A posting related to support of transgender and non-binary lives was repeatedly ripped down and eventually torn in the West Hall dormitories on Monday, October 28.
An email was then sent to the resident students of West Hall on November 2, notifying them of the details of the incident.
“We are writing to inform you of an incident that recently occurred in your community, and to encourage you to engage in positive behavior while living on campus as Elmhurst College students,” said John Hernandez, assistant director of Housing and Residence Life. “Each member of our residential community expects and has a right to live in a space that is free from discrimination and harassment.”
Hernandez also mentioned the importance of providing respect for all residential community members and how the destruction of signs or posters concerning an organization or club is irreverent.
“When postings are defaced, vandalized, or torn down either by members of our community or guests for whom we take responsibility, it diminishes the respect we demonstrate for one another and erodes the sense of trust we hope you build within your residence hall community,” continued Hernandez.
Sarah Meaney, director of Housing and Residence Life, added how bigotry is not accepted or tolerated on campus.
“Within Housing and Residence Life, our commitment to intercultural communities spans learning about ourselves and others through commonalities and differences,” said Meaney. “As our halls are your homes, we do not tolerate any form of bigotry, harassment, intimidation, hate, threat, or abuse, whether verbal or written, physical or psychological, direct or implied.”
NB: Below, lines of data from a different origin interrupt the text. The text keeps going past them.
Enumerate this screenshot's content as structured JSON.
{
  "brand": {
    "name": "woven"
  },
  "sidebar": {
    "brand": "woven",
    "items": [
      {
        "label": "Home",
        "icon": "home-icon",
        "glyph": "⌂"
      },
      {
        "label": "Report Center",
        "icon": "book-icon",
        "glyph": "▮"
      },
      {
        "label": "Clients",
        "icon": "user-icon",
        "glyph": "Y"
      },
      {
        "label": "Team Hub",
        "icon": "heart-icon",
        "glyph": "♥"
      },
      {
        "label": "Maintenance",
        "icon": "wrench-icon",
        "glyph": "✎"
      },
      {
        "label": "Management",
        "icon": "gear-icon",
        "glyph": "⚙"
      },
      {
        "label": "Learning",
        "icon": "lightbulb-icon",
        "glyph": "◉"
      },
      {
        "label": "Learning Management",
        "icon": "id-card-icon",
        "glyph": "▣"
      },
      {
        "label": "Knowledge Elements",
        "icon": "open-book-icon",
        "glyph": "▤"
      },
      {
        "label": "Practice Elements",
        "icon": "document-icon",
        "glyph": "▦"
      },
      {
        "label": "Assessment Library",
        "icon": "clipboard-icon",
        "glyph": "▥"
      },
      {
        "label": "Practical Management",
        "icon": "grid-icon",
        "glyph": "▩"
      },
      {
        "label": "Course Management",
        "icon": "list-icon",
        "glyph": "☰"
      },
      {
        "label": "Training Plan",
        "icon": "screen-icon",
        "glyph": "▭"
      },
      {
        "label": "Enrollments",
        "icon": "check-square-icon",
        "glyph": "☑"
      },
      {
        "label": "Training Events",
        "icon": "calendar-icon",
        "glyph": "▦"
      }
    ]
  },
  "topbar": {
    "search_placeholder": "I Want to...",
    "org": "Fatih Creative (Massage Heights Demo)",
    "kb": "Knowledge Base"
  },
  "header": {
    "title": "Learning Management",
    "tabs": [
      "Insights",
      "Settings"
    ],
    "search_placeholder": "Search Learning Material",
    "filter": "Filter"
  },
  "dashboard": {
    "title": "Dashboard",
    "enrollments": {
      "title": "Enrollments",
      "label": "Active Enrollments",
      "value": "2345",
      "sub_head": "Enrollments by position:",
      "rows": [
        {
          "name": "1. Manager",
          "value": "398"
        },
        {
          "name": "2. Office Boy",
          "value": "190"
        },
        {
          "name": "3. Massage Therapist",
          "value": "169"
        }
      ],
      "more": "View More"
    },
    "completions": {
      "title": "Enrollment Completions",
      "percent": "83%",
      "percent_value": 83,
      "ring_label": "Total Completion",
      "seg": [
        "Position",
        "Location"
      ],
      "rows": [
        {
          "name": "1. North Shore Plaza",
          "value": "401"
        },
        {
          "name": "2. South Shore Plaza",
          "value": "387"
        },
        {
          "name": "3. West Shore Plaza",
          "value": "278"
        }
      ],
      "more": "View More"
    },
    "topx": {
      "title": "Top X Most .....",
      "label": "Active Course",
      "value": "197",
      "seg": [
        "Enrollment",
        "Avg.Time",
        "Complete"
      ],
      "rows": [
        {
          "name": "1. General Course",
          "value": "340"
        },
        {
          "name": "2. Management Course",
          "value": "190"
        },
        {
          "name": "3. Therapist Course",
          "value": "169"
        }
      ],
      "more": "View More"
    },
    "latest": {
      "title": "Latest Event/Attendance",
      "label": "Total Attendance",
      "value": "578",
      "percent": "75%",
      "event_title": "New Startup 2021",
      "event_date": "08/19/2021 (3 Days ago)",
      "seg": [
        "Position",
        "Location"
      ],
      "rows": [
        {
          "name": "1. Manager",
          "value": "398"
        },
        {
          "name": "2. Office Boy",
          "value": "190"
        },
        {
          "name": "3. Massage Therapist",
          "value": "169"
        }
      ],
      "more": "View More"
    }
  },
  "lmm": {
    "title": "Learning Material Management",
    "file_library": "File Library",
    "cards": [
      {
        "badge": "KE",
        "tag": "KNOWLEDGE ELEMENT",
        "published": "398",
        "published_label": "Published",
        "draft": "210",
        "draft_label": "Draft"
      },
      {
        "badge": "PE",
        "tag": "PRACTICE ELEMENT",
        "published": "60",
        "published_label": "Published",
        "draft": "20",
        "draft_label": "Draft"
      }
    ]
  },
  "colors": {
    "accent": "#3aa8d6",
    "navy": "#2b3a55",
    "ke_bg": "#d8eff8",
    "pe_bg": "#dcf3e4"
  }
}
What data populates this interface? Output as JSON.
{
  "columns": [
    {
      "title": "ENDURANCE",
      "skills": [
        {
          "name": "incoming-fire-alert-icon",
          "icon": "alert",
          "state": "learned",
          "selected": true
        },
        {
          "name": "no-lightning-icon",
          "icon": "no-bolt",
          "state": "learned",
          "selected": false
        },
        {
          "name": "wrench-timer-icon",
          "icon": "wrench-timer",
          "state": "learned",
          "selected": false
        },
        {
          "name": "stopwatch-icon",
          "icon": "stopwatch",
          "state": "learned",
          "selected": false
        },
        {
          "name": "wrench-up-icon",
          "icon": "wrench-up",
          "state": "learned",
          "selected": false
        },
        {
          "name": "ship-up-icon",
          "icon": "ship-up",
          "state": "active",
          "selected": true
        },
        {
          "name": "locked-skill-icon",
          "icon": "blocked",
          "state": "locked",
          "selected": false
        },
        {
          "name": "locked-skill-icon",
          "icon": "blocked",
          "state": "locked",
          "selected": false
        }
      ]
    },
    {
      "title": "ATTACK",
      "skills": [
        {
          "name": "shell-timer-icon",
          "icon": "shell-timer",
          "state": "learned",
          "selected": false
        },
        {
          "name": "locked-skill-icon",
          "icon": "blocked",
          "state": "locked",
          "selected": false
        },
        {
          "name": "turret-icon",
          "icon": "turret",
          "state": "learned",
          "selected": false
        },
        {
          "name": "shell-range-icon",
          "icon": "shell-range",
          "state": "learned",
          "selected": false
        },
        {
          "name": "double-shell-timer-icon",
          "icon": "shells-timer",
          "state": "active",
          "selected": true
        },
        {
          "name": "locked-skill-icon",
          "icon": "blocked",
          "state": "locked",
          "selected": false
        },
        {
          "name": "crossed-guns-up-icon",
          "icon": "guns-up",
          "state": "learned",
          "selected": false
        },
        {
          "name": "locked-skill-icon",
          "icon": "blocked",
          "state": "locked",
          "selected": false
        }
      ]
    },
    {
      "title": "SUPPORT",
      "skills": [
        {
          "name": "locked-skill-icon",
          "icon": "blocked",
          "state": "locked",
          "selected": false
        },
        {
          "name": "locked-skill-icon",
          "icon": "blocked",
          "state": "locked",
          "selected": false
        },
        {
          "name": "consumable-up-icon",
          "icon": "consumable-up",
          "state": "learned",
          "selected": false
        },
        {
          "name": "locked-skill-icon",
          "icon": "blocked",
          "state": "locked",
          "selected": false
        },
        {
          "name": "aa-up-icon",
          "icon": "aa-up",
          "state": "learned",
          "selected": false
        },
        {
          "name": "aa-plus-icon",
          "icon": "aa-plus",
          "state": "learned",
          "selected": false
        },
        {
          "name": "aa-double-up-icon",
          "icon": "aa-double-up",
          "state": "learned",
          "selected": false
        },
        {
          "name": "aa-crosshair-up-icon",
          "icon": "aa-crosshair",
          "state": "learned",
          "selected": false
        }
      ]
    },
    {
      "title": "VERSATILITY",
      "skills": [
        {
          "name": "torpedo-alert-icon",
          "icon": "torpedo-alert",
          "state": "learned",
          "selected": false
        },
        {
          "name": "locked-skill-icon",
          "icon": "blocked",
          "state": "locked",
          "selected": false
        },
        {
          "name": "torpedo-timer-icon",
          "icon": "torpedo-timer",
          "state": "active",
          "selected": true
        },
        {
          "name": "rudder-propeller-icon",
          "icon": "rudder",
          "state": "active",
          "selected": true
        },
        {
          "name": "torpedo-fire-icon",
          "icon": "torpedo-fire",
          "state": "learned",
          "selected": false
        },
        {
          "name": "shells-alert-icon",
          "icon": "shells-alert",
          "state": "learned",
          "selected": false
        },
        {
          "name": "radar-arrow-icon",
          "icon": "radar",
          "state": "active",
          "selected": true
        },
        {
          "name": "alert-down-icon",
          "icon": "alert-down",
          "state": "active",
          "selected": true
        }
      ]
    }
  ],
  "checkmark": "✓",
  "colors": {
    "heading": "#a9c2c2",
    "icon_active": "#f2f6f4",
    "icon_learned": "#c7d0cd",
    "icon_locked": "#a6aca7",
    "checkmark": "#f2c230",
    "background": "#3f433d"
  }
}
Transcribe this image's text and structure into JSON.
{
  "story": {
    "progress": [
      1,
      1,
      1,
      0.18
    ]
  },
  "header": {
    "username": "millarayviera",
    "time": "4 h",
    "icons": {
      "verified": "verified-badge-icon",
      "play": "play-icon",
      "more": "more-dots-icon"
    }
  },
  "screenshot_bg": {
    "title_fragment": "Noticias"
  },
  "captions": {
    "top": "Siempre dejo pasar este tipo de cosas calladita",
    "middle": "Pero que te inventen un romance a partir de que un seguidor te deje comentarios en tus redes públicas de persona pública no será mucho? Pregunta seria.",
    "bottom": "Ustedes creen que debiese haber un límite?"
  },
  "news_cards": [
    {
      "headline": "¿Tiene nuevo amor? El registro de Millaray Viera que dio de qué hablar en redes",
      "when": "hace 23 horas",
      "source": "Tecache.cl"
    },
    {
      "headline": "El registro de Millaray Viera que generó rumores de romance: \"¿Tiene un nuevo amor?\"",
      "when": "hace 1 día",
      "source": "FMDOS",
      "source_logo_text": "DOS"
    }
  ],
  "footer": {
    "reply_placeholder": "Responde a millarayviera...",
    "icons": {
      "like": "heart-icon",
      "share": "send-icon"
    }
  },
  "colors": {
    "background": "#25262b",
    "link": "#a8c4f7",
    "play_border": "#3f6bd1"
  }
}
EC will be participating in a Trans Day of Remembrance, a day to memorialize and honor trans people around the world whose lives have been lost to anti-transgender violence, on Tuesday, November 20.
A candlelight vigil will be held at 7:30 at the fountain outside of A.C. Buehler Library.
Taylor Lutz, a member of Queer Straight Alliance (QSA) who also lives in West Hall, says that QSA is willing to meet with anyone to discuss these issues.
“Please just offer us basic human decency and respect,” said Lutz. “No one is hurting you by existing. If you don’t understand something, we’re open to having conversations to help you learn.”
Lutz also added how QSA hopes for peace.
“QSA hopes that in the future, we’re given the same respect as everyone else and allowed to exist in peace, without fear of being targeted or harassed,” concluded Lutz.